The Egg Industry Explained in Three Photos

Warning: The following images are disturbing. 

Many well-meaning people consume eggs with the notion that because they’re not meat, no animal was harmed in their production. Well, this is exactly what the egg industry would like consumers to believe. They even often go as far as “humane washing” eggs by using misleading product packaging with illustrations of happy hens in the grass, or by using clever labels. The truth is that all eggs sold at a grocery store were mostly likely products of immense suffering for animals—regardless of what’s on their packaging. 

Here are three images that the egg industry doesn’t want you to see: 

HENS LANGUISH WITHOUT VETERINARY CARE: Due to their unnatural living conditions, hens in the egg industry suffer from a variety of injuries and health problems. Caged hens are forced to live nearly their whole lives on wire floors that often cause their sensitive feet to become deformed. Due to the unnaturally excessive amount of eggs they lay, many suffer from brittle bones due to calcium deficiency. And, as pictured above, sometimes the birds become “egg bound,” meaning that an egg has become stuck inside the hen’s body. This is an extremely painful condition, but because animals in the egg industry typically receive little to no veterinary care, they will die in agony. 

BABIES GROUND UP, CRUSHED, OR SUFFOCATED: Male chicks born into the egg industry are considered useless because they can’t lay eggs and aren’t the breed used for meat. Therefore, shortly after hatching they’re tossed into trash bags to suffocate to death or they’re ground up or shredded alive. France recently committed to banning this practice and using in-ovo sexing technology instead, which allows workers to tell the sex of chicks before they hatch and are able to feel pain. Spain is also working toward a ban, but in the United States this practice is still commonplace.  

A LIFE OF MISERY: Most hens in the egg industry will likely never experience happiness. They’re hatched in incubators and will never meet their mothers. The ends of their sensitive beaks are seared off with a hot blade, and then, they’ll likely be crammed into battery cages with hardly enough space to spread their wings. The cages are often stacked on top of each other, allowing urine and feces to fall onto the birds in the lower cages.

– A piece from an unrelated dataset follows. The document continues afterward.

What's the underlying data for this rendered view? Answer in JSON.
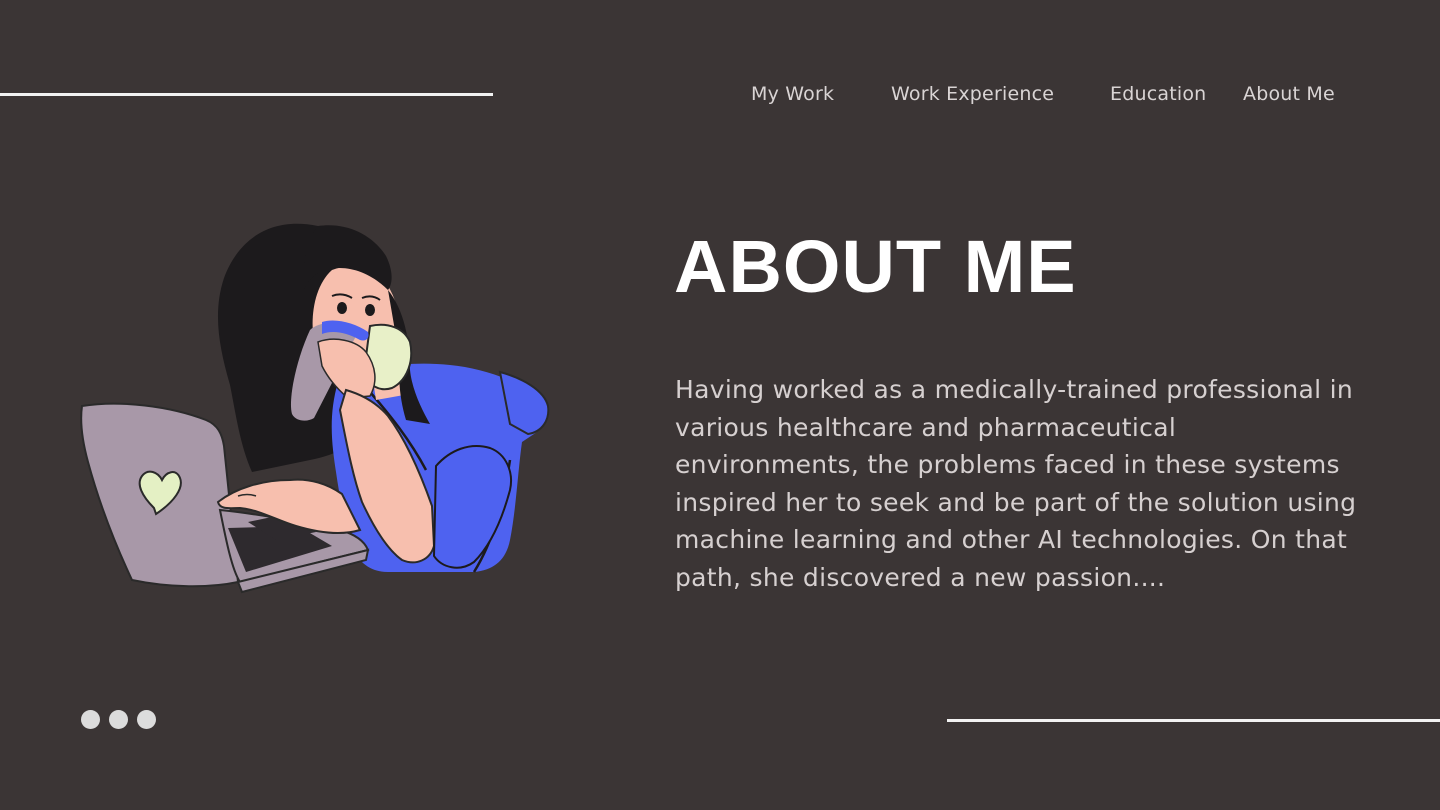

In efforts to improve the lives of millions of hens around the world, Animal Equality’s corporate outreach team has been working with companies and has successfully convinced many major retailers to commit to using only “cage-free” eggs. This is a great step in the right direction, but all eggs sold at a grocery store are likely a product of immense suffering. Hens on “cage-free” farms are usually crammed by the thousands into filthy, dimly-lit sheds where they’re denied fresh air and sunlight. Their reproductive systems are exploited to make a profit for about two years. After that they’ll be sent to slaughter. 

YOU CAN MAKE A DIFFERENCE: The egg industry works hard to hide what it does, but now that you know the truth, what will you do? You can stop contributing to this cruelty simply by avoiding eggs. There are tons of easy ways to replace eggs when baking, and you can also enjoy one of the many scrambled egg substitutes on the market.